**Work to be completed:**
Go through the records and write each one out again exactly.

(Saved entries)
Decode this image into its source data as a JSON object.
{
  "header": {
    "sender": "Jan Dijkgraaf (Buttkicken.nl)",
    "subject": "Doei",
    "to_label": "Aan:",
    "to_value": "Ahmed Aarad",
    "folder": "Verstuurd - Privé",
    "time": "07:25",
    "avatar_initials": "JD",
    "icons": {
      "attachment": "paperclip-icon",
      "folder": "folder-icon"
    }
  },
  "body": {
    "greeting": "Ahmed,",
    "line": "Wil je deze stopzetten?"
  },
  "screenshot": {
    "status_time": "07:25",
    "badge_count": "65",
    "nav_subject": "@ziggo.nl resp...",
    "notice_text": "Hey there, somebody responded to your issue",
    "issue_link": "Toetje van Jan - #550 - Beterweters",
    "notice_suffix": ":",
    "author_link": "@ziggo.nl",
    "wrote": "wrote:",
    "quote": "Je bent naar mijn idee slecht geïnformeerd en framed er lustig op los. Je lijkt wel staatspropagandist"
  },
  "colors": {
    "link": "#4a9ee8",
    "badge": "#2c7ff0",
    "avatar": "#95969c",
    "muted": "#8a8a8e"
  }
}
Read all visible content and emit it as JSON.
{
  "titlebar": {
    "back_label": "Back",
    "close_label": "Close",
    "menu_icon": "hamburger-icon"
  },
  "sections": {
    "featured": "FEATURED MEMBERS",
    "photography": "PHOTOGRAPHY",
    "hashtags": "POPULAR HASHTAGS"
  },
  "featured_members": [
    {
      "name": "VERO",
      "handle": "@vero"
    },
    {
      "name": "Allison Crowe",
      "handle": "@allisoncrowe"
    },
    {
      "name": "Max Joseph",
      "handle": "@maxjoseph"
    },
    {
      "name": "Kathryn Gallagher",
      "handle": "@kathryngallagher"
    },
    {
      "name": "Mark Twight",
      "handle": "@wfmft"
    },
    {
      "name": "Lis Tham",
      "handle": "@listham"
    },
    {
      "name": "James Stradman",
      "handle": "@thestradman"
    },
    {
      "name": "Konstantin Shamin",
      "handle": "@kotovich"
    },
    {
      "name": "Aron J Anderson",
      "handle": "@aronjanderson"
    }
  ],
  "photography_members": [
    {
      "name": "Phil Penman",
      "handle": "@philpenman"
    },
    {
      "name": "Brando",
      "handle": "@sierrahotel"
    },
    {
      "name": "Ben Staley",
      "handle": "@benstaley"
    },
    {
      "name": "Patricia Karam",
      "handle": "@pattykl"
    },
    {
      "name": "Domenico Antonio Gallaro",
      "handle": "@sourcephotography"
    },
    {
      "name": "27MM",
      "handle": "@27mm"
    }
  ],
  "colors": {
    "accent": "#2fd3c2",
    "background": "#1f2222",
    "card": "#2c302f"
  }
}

**Solution to the exercise:**
Decode this image into its source data as a JSON object.
{
  "header": {
    "sender": "Jan Dijkgraaf (Buttkicken.nl)",
    "subject": "Doei",
    "to_label": "Aan:",
    "to_value": "Ahmed Aarad",
    "folder": "Verstuurd - Privé",
    "time": "07:25",
    "avatar_initials": "JD",
    "icons": {
      "attachment": "paperclip-icon",
      "folder": "folder-icon"
    }
  },
  "body": {
    "greeting": "Ahmed,",
    "line": "Wil je deze stopzetten?"
  },
  "screenshot": {
    "status_time": "07:25",
    "badge_count": "65",
    "nav_subject": "@ziggo.nl resp...",
    "notice_text": "Hey there, somebody responded to your issue",
    "issue_link": "Toetje van Jan - #550 - Beterweters",
    "notice_suffix": ":",
    "author_link": "@ziggo.nl",
    "wrote": "wrote:",
    "quote": "Je bent naar mijn idee slecht geïnformeerd en framed er lustig op los. Je lijkt wel staatspropagandist"
  },
  "colors": {
    "link": "#4a9ee8",
    "badge": "#2c7ff0",
    "avatar": "#95969c",
    "muted": "#8a8a8e"
  }
}
Read all visible content and emit it as JSON.
{
  "titlebar": {
    "back_label": "Back",
    "close_label": "Close",
    "menu_icon": "hamburger-icon"
  },
  "sections": {
    "featured": "FEATURED MEMBERS",
    "photography": "PHOTOGRAPHY",
    "hashtags": "POPULAR HASHTAGS"
  },
  "featured_members": [
    {
      "name": "VERO",
      "handle": "@vero"
    },
    {
      "name": "Allison Crowe",
      "handle": "@allisoncrowe"
    },
    {
      "name": "Max Joseph",
      "handle": "@maxjoseph"
    },
    {
      "name": "Kathryn Gallagher",
      "handle": "@kathryngallagher"
    },
    {
      "name": "Mark Twight",
      "handle": "@wfmft"
    },
    {
      "name": "Lis Tham",
      "handle": "@listham"
    },
    {
      "name": "James Stradman",
      "handle": "@thestradman"
    },
    {
      "name": "Konstantin Shamin",
      "handle": "@kotovich"
    },
    {
      "name": "Aron J Anderson",
      "handle": "@aronjanderson"
    }
  ],
  "photography_members": [
    {
      "name": "Phil Penman",
      "handle": "@philpenman"
    },
    {
      "name": "Brando",
      "handle": "@sierrahotel"
    },
    {
      "name": "Ben Staley",
      "handle": "@benstaley"
    },
    {
      "name": "Patricia Karam",
      "handle": "@pattykl"
    },
    {
      "name": "Domenico Antonio Gallaro",
      "handle": "@sourcephotography"
    },
    {
      "name": "27MM",
      "handle": "@27mm"
    }
  ],
  "colors": {
    "accent": "#2fd3c2",
    "background": "#1f2222",
    "card": "#2c302f"
  }
}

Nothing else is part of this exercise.